In several photos in the story, Singh displays his near-nude and admirably chiseled body and discusses his views about all kinds of things with a generous dropping of F-bombs. It’s really difficult to characterize what they amount to, even if the interviewer seems quite enamored (“He compliments me freely, noticing my bag, my shoes, my style”).
Singh at times appears to wax philosophical, when he says, “I have an understanding of mortality. The eventualities of life and existence. I look at it like, what is this? It’s flesh, it’s bone. These aren’t my concerns. This is just a mortal vessel. My concern is with the energy, the spirit, that intangible thing that nobody seems to be able to explain. What is this energy that runs through you, runs through me, runs through all living beings. What is it? That’s the stuff.”
On the question of nudity, however, he is much more lucid. “It’s so easy for me to be physically naked, but in some of my performances I’ve been damn fucking naked. You can see my fucking soul. How naked is that? That’s being actually naked. I can be naked in front of a thousand people, I don’t give a shit. It’s just that they get uncomfortable,” he tells Subramanyam who thinks, “It’s not a side of him we see often.”
The Bollywood star continues, among other things, in defense of his gender fluid lifestyle: “I work f***ing hard, … I want to wear nice sh*t. Eat my f***ing a**, I will wear nice f***ing sh*t.”
Meanwhile, far away from Manhattan, a mountain is being raised out of a Mumbai molehill. A police case has been registered against the matinee idol based on the complaints of “a non-governmental organization and a lawyer” which claim the nude depictions have hurt the “sentiments of women and insulted their modesty.”
A matrimonial lawyer Vedika Chaubey lawyer tells NDTV, “Of course this is vulgar. We can see his bum … This is a national issue.”
It is amazing how often nondescript lawyers and political activists in India gallantly take up lost causes, like, in this instance, coming to the defense of the modesty more than half of the population of the planet, or in the previous instances, saving the prestige of a 5,000-year-old civilization which in their view is ever so vulnerable to the slights of minorities of every hue.
But the fact, however, remains, that male nudity (or the vicinity) is not unheard of. As film critic Alaka Sahani writes in The Indian Express, “Indian male celebrities have, over the decades, disrobed for the camera. Milind Soman did it in the 1990s to push the sales of a shoe brand. More recently, in November 2020, to celebrate his 55th birthday, the model-actor ran naked on a Goa beach. Popular actors Jackie Shroff and Anil Kapoor were photographed in their birthday suits, albeit with their private parts covered with a surfing board and a newspaper, respectively.”

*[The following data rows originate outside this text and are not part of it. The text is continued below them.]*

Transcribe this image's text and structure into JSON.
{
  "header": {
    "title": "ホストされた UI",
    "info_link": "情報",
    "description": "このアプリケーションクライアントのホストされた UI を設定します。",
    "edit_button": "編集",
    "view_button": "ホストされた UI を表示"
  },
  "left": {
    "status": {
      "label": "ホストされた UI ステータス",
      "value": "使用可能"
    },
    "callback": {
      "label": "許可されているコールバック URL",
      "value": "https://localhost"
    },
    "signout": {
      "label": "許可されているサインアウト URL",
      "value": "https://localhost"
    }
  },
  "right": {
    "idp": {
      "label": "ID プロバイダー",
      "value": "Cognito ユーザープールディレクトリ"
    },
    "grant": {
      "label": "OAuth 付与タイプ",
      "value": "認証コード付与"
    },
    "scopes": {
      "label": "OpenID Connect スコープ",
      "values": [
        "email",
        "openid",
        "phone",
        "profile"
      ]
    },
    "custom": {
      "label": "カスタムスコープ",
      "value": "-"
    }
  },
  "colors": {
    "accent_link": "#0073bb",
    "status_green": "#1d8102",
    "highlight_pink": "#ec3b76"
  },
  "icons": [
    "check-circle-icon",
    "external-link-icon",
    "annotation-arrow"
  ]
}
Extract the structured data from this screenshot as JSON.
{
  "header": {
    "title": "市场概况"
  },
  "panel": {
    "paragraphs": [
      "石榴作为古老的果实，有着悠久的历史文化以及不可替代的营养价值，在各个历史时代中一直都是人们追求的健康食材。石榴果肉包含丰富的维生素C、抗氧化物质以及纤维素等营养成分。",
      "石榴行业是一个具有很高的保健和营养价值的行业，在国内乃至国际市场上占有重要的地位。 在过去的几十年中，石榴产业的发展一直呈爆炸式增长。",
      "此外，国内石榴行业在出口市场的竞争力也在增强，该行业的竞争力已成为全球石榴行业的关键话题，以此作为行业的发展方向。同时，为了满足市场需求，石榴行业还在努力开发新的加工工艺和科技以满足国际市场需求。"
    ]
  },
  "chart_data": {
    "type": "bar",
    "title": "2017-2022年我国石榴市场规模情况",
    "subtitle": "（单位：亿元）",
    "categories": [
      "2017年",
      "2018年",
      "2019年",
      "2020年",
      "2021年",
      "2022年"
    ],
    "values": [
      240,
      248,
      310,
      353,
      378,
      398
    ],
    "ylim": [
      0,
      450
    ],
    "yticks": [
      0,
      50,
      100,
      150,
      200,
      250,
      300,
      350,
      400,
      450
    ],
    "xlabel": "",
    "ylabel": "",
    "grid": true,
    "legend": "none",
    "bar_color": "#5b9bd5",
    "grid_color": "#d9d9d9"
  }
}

So why did the story hit the fan? There can’t be much of a reason except that small-time politicos and culture warriors want to latch on to celebrity lifestyles that they can pick on. And in a political atmosphere charged with the polarization of people on religious and cultural issues, it is so easy to set a social media fire. The bigger the celebrity, the bigger the fire.
As Subramanyam rightly points out in her Paper story, Bollywood has never seen a star quite like Ranveer Singh. “The immensely popular (and versatile) actor has challenged practically every stereotype of masculinity in still-traditionalist Indian society, all while remaining largely free of controversy and polarizing opinion (except perhaps when it comes to his fashion choices). There is a strong case to be made for the death of the superstar in show business, but Singh is the closest thing we have to one in this generation. He may even be the last of his kind.”
But this won’t be the last controversy over nothing.